She went back to her OB-GYN and asked what to do. "He basically said, 'I've never had anyone like you before,' and that was it," she recalls. "I had no guidance." She called several surgeons in Las Vegas, and none of them would consider performing a preventive mastectomy. She ended up having the surgery in New Orleans, at a practice that she found online.
Aulner's sister had tried implants, but they became infected and she opted for prosthetic breasts. Aulner chose a DIEP (deep inferior epigastric perforator) flap reconstruction. In this surgery, breasts are reconstructed from the patient's own abdominal skin and fat. It took three operations, including one that took 12 hours and a five-day hospital recovery, but Aulner says it was worth it for what she hopes is "a permanent solution."
Aulner's husband, parents and close friends were "totally on board" with her choice, she says. So was her sister, even though her own double mastectomy had not prevented her disease from recurring. Some acquaintances, however, were perplexed. A friend of a friend asked her, "Women don't die of breast cancer anymore, do they?"
* * *
They do. Kristine Hansen is almost certainly going to die of breast cancer.

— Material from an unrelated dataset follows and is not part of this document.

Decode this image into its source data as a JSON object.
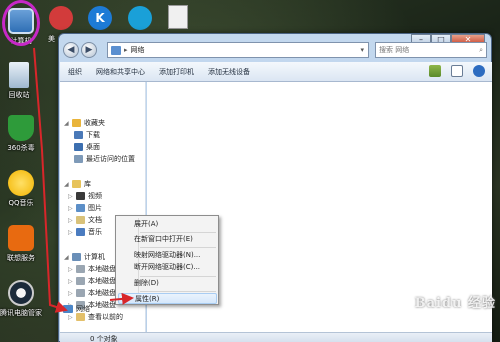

In the past eight years, besides the double mastectomy, she has had her ovaries and her uterus taken out. When breast cancer spreads, it usually goes to the lungs, bones and liver: Hansen has three tumors in her liver and seven in her brain. She undergoes "maintenance chemotherapy" every other Monday, which will extend her life but not cure her disease. (She calls it "chemo lite.") She has half of her eyelashes and eyebrows and no hair on her head.
During a phone interview one Wednesday afternoon, Hansen was low-key, recuperating from the chemo two days earlier. She was home folding laundry, not wearing her prosthetic breasts or a wig.
"I look like an 'it,' " she said. "I don't look like a girl."
But usually she stays upbeat and describes a rich life. Since her diagnosis, she and her husband have visited France and Italy; she hopes to go to Spain and Portugal next. For her birthday two years ago, her family gave her a Volkswagen Beetle. "I don't want to die driving a minivan," she says.
Aulner flies out to see her sister as often as she can. They always schedule visits for "the good weeks," weeks that Hansen hasn't had chemotherapy. Hansen, who says she likes "girly" clothes and has a wardrobe of 15 wigs, likes to shop at BCBG. Aulner and Hansen's kids trail along, stopping for ice cream.
Three years after her genetic testing, Aulner decided there was one more cancer risk she could eliminate. She had learned that, according to the National Cancer Institute, a women with an altered BRCA1 or BRCA2 gene has a 16 to 60 percent lifetime risk of getting ovarian cancer, compared with 1.7 percent for the general population.
Aulner went to her doctor and asked him to remove her ovaries. She had the operation in December 2007.